#BlackandHooded Continues to Inspire, Looks to Keep Growing


    “#BlackandHooded” founders Anthony Wright and Brian Keith Allen found an opportunity to celebrate the achievements of their peers in graduate programs while developing a network of Black academics via social media. 

    “After the hashtag went viral and people were posting all of their graduation photos online, Anthony came up with the idea of finding a way to not only sustain engagement with the Black academic community, but also give back and lift as we climb,” Allen said.

    “#BlackandHooded” began with a phone conversation in 2017. Wright reached out to Allen just a few months before both of them would graduate from their respective master’s programs. Wright pursued his degree from Indiana University’s Higher Education and Student Affairs MS.Ed. program and Allen received his from Columbia University’s Higher and Postsecondary Education MA program. 

    At first, Wright did not have a clear plan, however, he knew he wanted to use social media to highlight the accomplishments of other graduate students. This idea would ultimately lead them to awarding several students with a $500 scholarship award and building a network of about 378 graduates from over 189 universities.

    After a phone call we settled on the name #Blackandhooded which we felt could be inclusive of Black graduate students across identity, background and experiences speaking directly to the idea that one, Black graduate students do in fact graduate, but also around a time where police violence plagued the nation, Trayvon Martin and him being villainized for wearing a hood was also a part of our mission to address larger systemic issues of police violence and brutality,” Allen said.

    Wright and Allen planned to share opportunity as well. The scholarship came out of a desire to help alleviate some of the financial burden of prospective and future Black graduate students, in hopes of increasing access to the pipeline and diversifying academia’s many fields and disciplines. There have been two cohorts of four Black graduate students from institutions across the nation who have all received scholarships so far.
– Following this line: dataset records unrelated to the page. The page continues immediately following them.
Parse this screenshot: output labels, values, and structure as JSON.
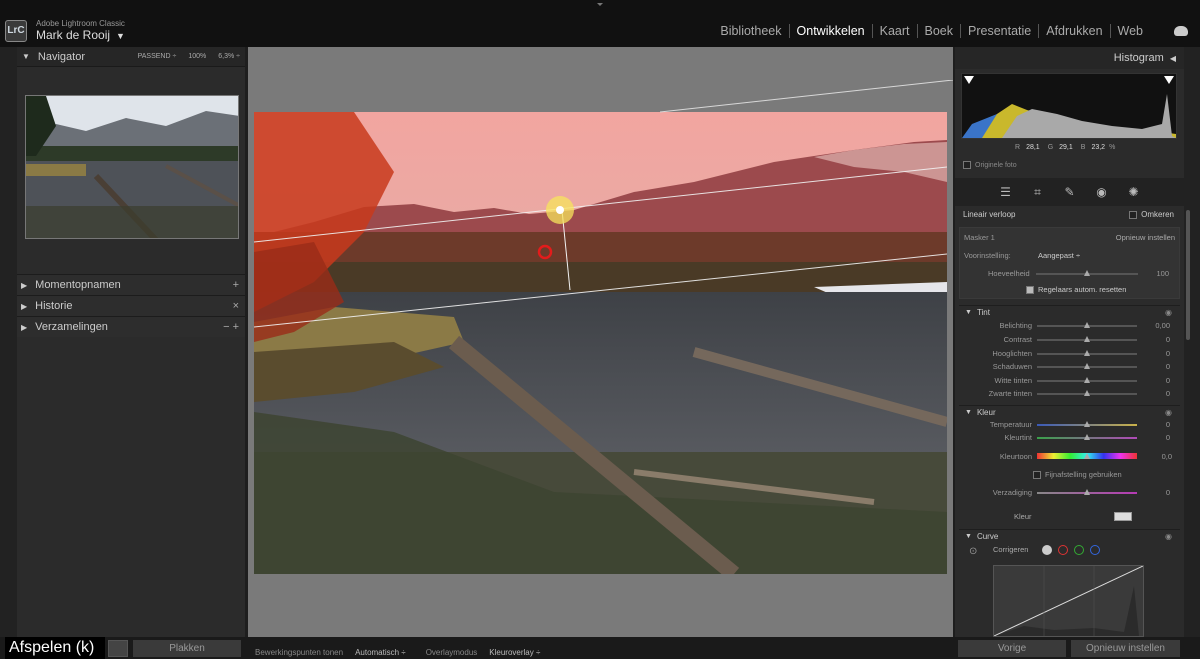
{
  "app": {
    "name": "Adobe Lightroom Classic",
    "logo": "LrC",
    "user": "Mark de Rooij"
  },
  "modules": [
    "Bibliotheek",
    "Ontwikkelen",
    "Kaart",
    "Boek",
    "Presentatie",
    "Afdrukken",
    "Web"
  ],
  "active_module": "Ontwikkelen",
  "left": {
    "navigator": {
      "title": "Navigator",
      "opts": [
        "PASSEND ÷",
        "100%",
        "6,3% ÷"
      ]
    },
    "sections": [
      {
        "label": "Momentopnamen",
        "action": "+"
      },
      {
        "label": "Historie",
        "action": "×"
      },
      {
        "label": "Verzamelingen",
        "action": "− +"
      }
    ]
  },
  "bottom": {
    "play": "Afspelen (k)",
    "paste": "Plakken",
    "editpoints_label": "Bewerkingspunten tonen",
    "editpoints_value": "Automatisch ÷",
    "overlay_label": "Overlaymodus",
    "overlay_value": "Kleuroverlay ÷",
    "prev": "Vorige",
    "reset": "Opnieuw instellen"
  },
  "right": {
    "histogram_title": "Histogram",
    "rgb": {
      "r_label": "R",
      "r": "28,1",
      "g_label": "G",
      "g": "29,1",
      "b_label": "B",
      "b": "23,2",
      "unit": "%"
    },
    "original": "Originele foto",
    "mask_type": "Lineair verloop",
    "invert": "Omkeren",
    "mask_name": "Masker 1",
    "mask_reset": "Opnieuw instellen",
    "preset_label": "Voorinstelling:",
    "preset_value": "Aangepast ÷",
    "amount_label": "Hoeveelheid",
    "amount_value": "100",
    "auto_reset": "Regelaars autom. resetten",
    "tint_title": "Tint",
    "tint": [
      {
        "label": "Belichting",
        "value": "0,00"
      },
      {
        "label": "Contrast",
        "value": "0"
      },
      {
        "label": "Hooglichten",
        "value": "0"
      },
      {
        "label": "Schaduwen",
        "value": "0"
      },
      {
        "label": "Witte tinten",
        "value": "0"
      },
      {
        "label": "Zwarte tinten",
        "value": "0"
      }
    ],
    "color_title": "Kleur",
    "temp_label": "Temperatuur",
    "temp_value": "0",
    "tint_label": "Kleurtint",
    "tint_value": "0",
    "hue_label": "Kleurtoon",
    "hue_value": "0,0",
    "fine": "Fijnafstelling gebruiken",
    "sat_label": "Verzadiging",
    "sat_value": "0",
    "color_label": "Kleur",
    "curve_title": "Curve",
    "curve_correct": "Corrigeren"
  }
}
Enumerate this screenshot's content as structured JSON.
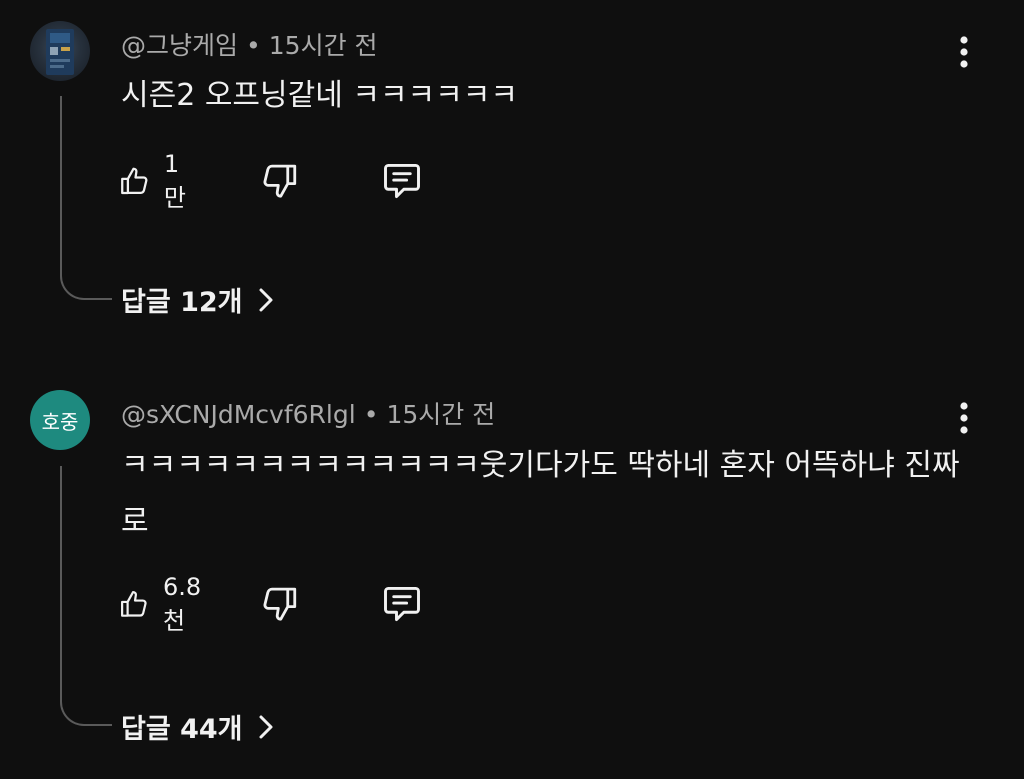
{
  "comments": [
    {
      "author": "@그냥게임",
      "time": "15시간 전",
      "text": "시즌2 오프닝같네 ㅋㅋㅋㅋㅋㅋ",
      "avatar": {
        "type": "image",
        "text": ""
      },
      "likes": "1만",
      "replies_label": "답글 12개"
    },
    {
      "author": "@sXCNJdMcvf6Rlgl",
      "time": "15시간 전",
      "text": "ㅋㅋㅋㅋㅋㅋㅋㅋㅋㅋㅋㅋㅋ웃기다가도 딱하네 혼자 어뜩하냐 진짜로",
      "avatar": {
        "type": "text",
        "text": "호중",
        "color": "#1e8a7f"
      },
      "likes": "6.8천",
      "replies_label": "답글 44개"
    }
  ],
  "separator": "•",
  "icons": {
    "more": "more-vert-icon",
    "like": "thumbs-up-icon",
    "dislike": "thumbs-down-icon",
    "reply": "reply-comment-icon",
    "chevron": "chevron-right-icon"
  },
  "colors": {
    "background": "#0f0f0f",
    "primary_text": "#f1f1f1",
    "secondary_text": "#aaaaaa",
    "thread_line": "#5a5a5a"
  }
}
    “The #BlackandHooded scholars have been up to some pretty remarkable things. We just had 3 scholars graduate with their master’s degrees and start jobs within their respective fields,” Allen said. 

    Many scholars, still in their programs, are conducting research, publishing in research journals, received fellowships and are active on their respective campuses like Natalie Reid, an award recipient from the inaugural cohort. After receiving a Bachelor’s in Comparative Human Development and a minor in Biology from the University of Chicago, she continued her education at the University of Michigan to obtain a Masters of Public Health.

    Reid, originally from Milwaukee, said she saw the opportunity to network with other Black scholars across the nation. She said since becoming involved with #BlackandHooded her social media following expanded to Black academics. 

    “I think if anything, Black and hooded not only gave me that initial boost in academic life but it’s a great talking point,” Reid said.

    She would often wear paraphernalia and attract questions from people who passed by. Reid used it as an opportunity to explain what #BlackandHooded was and to discuss her experiences in her master’s program. 

    For Black students in higher education, the experience can feel isolating at times. Reid said she felt like the sole voice for people who looked like her at times but fortunately she had the support of both Wright and Allen who went through masters programs before.

    “For me, it’s really crazy. Neither of my parents has college degrees so I’m breaking generational barriers,” Reid said. 

    #BlackandHooded often helps those interested in continuing their education after college feel encouraged. Kiara Childs, Ph.D. student in the Department of Communications at UNC-Chapel Hill said seeing the images of other Black scholars made graduating feel possible. 

    “I was like one day this is going to be me. It’s going to be a long time but it was such an inspiration to see so many Black people getting ready to graduate and getting their degrees,” she said. 

    While Childs did not make as many connections with Black academics through #BlackandHooded, she said she felt assured she could make it through her doctoral program one day. She will embark on the third year of her program this Fall. 

    “I personally think #BlackandHooded is inspiring more than anything! It’s a testament of Black folks in academia being some of our ancestors wildest dreams come to fruition and showing younger generations that it is more than possible for graduate study to be an option if that’s the route you desire to take,” Allen said.

    He said the biggest change since the inception of the movement has been the scope. The duo wen from retweeting graduation photos to coordinating an entire scholarship program. Allen said it has been both worthwhile and fulfilling. 

    “We are both looking forward to continuing supporting the Black academic community through our efforts to increase diversity and visibility of Black people in academia. We would love to increase the number of students we allocate scholarships to as well as the amount of money we provide,” he said. 

    Allen also said they would like to establish an ambassador program across different institutions where students can serve as references for future Black grads. Currently, Wright and Allen are fundraising and accepting applications for the next round of #BlackandHooded Scholars. All Black/Afrodescendant first-year graduate students are encouraged to apply.